Plains of Sonora

This small region of central Sonora is a series of very broad valleys between widely separated ranges. It supports denser vegetation than does Arizona Upland because there is more rain (with summer rain dominant) and the soils are generally deeper and finer. It contains most of the same species as Arizona Upland, plus some tropical elements, because frost is less frequent and less severe. There are abundant legume trees, especially mesquite, and relatively few columnar cacti. The few hills in this region support islands of thornscrub. Most of this subdivision has been converted to agriculture in the last few decades.

If Arizona Upland is reclassified as thornscrub, the wetter Plains of Sonora subdivision would also have to be reclassified from desert to thornscrub.

Central Gulf Coast

The Central Gulf Coast occupies a strip along both sides of the Gulf of California. Extreme aridity dictates the distinctive appearance of this subdivision. It straddles the horse latitude belt, and desert vegetation grows right to the seashore. Small shrubs are nearly absent; their shallow root systems and lack of water storage cannot sustain them through the droughts which commonly last for several years. Dominating the vegetation are large stem-succulents, particularly the massive cardón (Pachycereus pringlei, a giant relative of the saguaro), and trees such as palo verde, tree ocotillo (Fouquieria diguetii and F. macdougalii), ironwood, elephant tree (Bursera spp.), and limberbush (Jatropha spp.); the trees are leafless most of the time. The average annual rainfall of less than five inches (125 mm) occurs mostly in summer, though not dependably enough to call it a rainy season. A year with no rain is not rare (see plate 20).


The Vizcaino subdivision is on the Pacific side of the Baja California peninsula. Though rainfall is very low, cool, humid sea breezes with frequent fog ameliorate the aridity. Winter rain predominates and averages less than five inches (125 mm). This subdivision contains some of the most bizarre plants and eerily beautiful landscapes in the world. There are fields of huge, sculpted white granite boulders or black lava cliffs that shelter botanical apparitions such as boojums (Fouquieria columnaris), twisted and swollen Baja elephant trees (Pachycormus discolor), sixty-foot (18 m) tall cardones, strangler figs (Ficus petiolaris ssp. palmeri) that grow on rocks, and blue palm trees (Brahea armata). In stark contrast, the coastal Vizcaino Plain is a flat, cool, fog desert of shrubs barely a foot tall, with occasional mass blooms of annual species (see plates 21 and 26).


Located in coastal Baja California south of the Vizcaino, Magdalena is similar in appearance to the Vizcaino but the species are somewhat different. Most of its meager rainfall comes in summer and the aridity is modified by Pacific breezes. The bleak coastal Magdalena Plain's only conspicuous endemic plant is the weird creeping devil cactus (Stenocereus eruca), but inland the rocky slopes are rich and dense with trees, succulent shrubs, and cacti (see plate 22).

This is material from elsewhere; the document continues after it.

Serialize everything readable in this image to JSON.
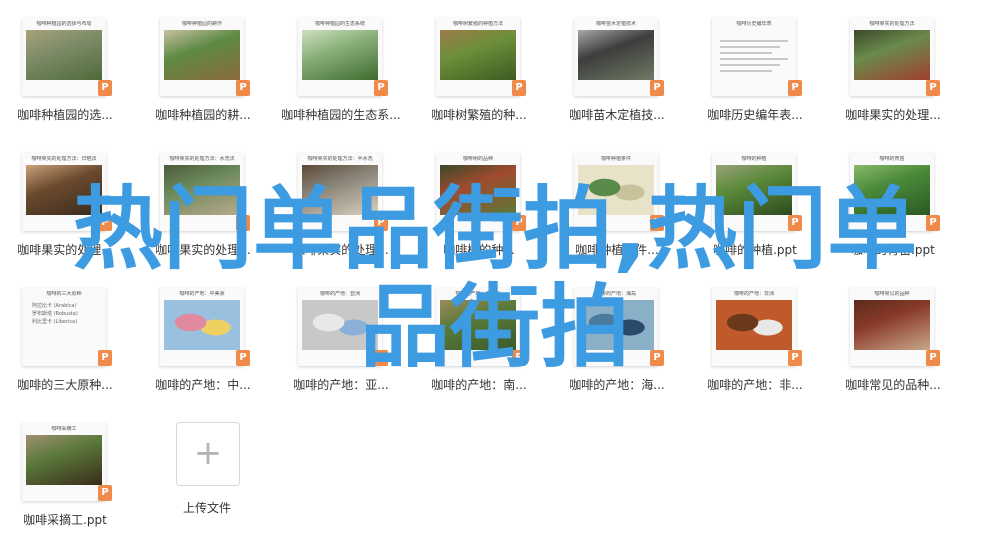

Foothills of Sonora

This was Shreve's seventh subdivision of the Sonoran Desert. It has since been reclassified as foothills thornscrub community and is no longer considered part of the desert biome because of its greater rainfall, taller trees and cacti, and denser vegetation.

Shreve's delineation of the Sonoran Desert's boundary and subdivisions are the most widely accepted. There are at least five other major attempts to define this area with dramatically differing boundaries. One version excludes most of Baja California from the Sonoran Desert. Another includes the Mohave as part of the Sonoran Desert. (Indeed, it is difficult to distinguish the two along the currently accepted boundary.) These differences of interpretation reflect the great diversity of geography and biota found here.

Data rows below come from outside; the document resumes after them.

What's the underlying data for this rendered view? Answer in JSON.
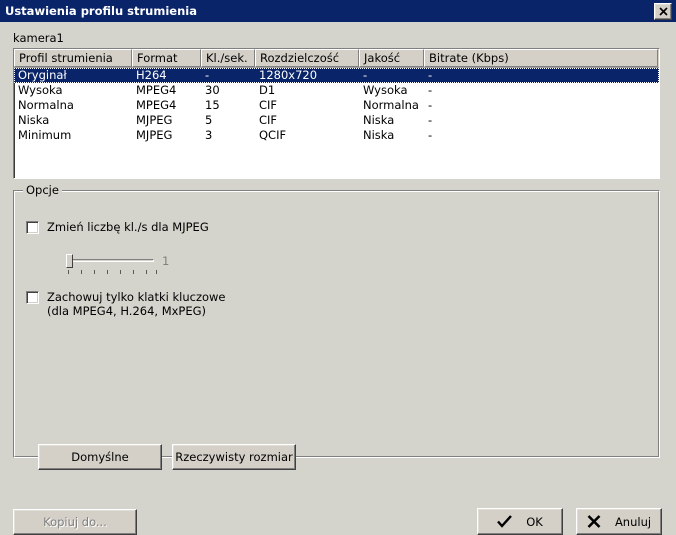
{
  "window": {
    "title": "Ustawienia profilu strumienia",
    "close_icon": "close-icon",
    "camera_label": "kamera1"
  },
  "table": {
    "columns": [
      "Profil strumienia",
      "Format",
      "Kl./sek.",
      "Rozdzielczość",
      "Jakość",
      "Bitrate (Kbps)"
    ],
    "rows": [
      {
        "profil": "Oryginał",
        "format": "H264",
        "klsek": "-",
        "rozdzielczosc": "1280x720",
        "jakosc": "-",
        "bitrate": "-",
        "selected": true
      },
      {
        "profil": "Wysoka",
        "format": "MPEG4",
        "klsek": "30",
        "rozdzielczosc": "D1",
        "jakosc": "Wysoka",
        "bitrate": "-",
        "selected": false
      },
      {
        "profil": "Normalna",
        "format": "MPEG4",
        "klsek": "15",
        "rozdzielczosc": "CIF",
        "jakosc": "Normalna",
        "bitrate": "-",
        "selected": false
      },
      {
        "profil": "Niska",
        "format": "MJPEG",
        "klsek": "5",
        "rozdzielczosc": "CIF",
        "jakosc": "Niska",
        "bitrate": "-",
        "selected": false
      },
      {
        "profil": "Minimum",
        "format": "MJPEG",
        "klsek": "3",
        "rozdzielczosc": "QCIF",
        "jakosc": "Niska",
        "bitrate": "-",
        "selected": false
      }
    ]
  },
  "options": {
    "group_title": "Opcje",
    "checkbox_fps": {
      "label": "Zmień liczbę kl./s dla MJPEG",
      "checked": false
    },
    "slider": {
      "value": "1",
      "min": 1,
      "max": 9,
      "ticks": 8,
      "enabled": false
    },
    "checkbox_keyframes": {
      "label_line1": "Zachowuj tylko klatki kluczowe",
      "label_line2": "(dla MPEG4, H.264, MxPEG)",
      "checked": false
    },
    "defaults_button": "Domyślne",
    "actual_size_button": "Rzeczywisty rozmiar"
  },
  "footer": {
    "copy_to_button": "Kopiuj do...",
    "ok_button": "OK",
    "cancel_button": "Anuluj",
    "ok_icon": "check-icon",
    "cancel_icon": "x-icon"
  },
  "colors": {
    "titlebar": "#0a246a",
    "dialog_bg": "#d4d4cc",
    "button_face": "#d4d0c8",
    "selection": "#0a246a",
    "disabled_text": "#808080"
  }
}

The discussion is not yet over. Time will determine whether Arizona Upland and the Plains of Sonora will remain parts of the Sonoran Desert or be reclassified as thornscrub. Whatever they are called, all of these regions are fascinating places for nature lovers, whether they are classified as scientists or tourists.

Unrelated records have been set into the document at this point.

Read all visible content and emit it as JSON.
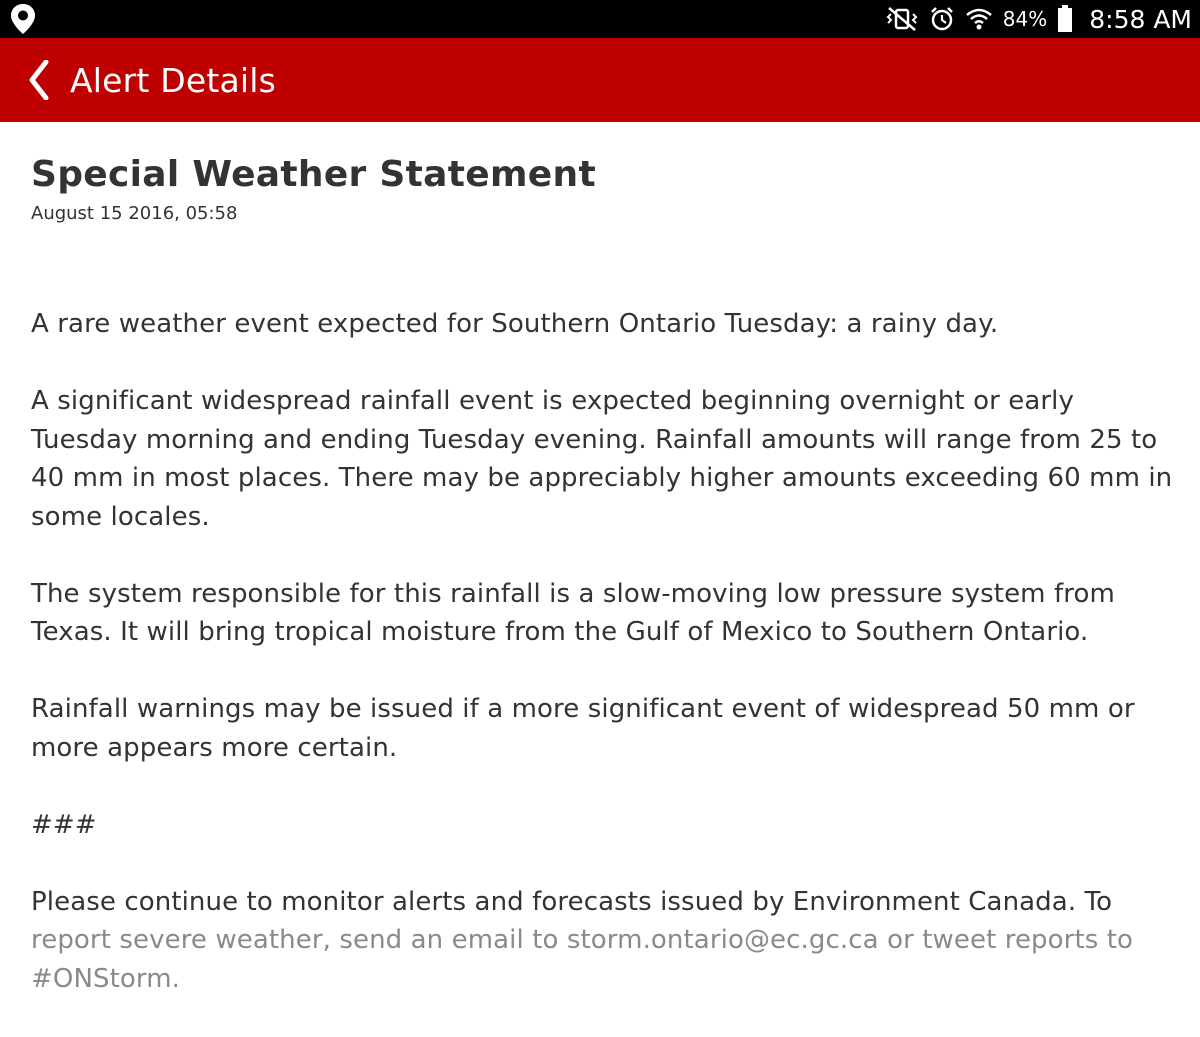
{
  "status_bar": {
    "left_icon": "location-pin-icon",
    "right_icons": [
      "vibrate-mute-icon",
      "alarm-icon",
      "wifi-icon",
      "battery-icon"
    ],
    "battery_percent": "84%",
    "time": "8:58 AM"
  },
  "app_bar": {
    "back_icon": "chevron-left-icon",
    "title": "Alert Details",
    "color": "#be0000"
  },
  "alert": {
    "title": "Special Weather Statement",
    "date": "August 15 2016, 05:58",
    "paragraphs": [
      "A rare weather event expected for Southern Ontario Tuesday: a rainy day.",
      "A significant widespread rainfall event is expected beginning overnight or early Tuesday morning and ending Tuesday evening. Rainfall amounts will range from 25 to 40 mm in most places. There may be appreciably higher amounts exceeding 60 mm in some locales.",
      "The system responsible for this rainfall is a slow-moving low pressure system from Texas. It will bring tropical moisture from the Gulf of Mexico to Southern Ontario.",
      "Rainfall warnings may be issued if a more significant event of widespread 50 mm or more appears more certain.",
      "###"
    ],
    "closing_line": "Please continue to monitor alerts and forecasts issued by Environment Canada. To",
    "closing_rest": "report severe weather, send an email to storm.ontario@ec.gc.ca or tweet reports to #ONStorm."
  }
}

Additional Readings
Retrieved from the Arizona-Sonora Desert Museum web site on 06-23-2024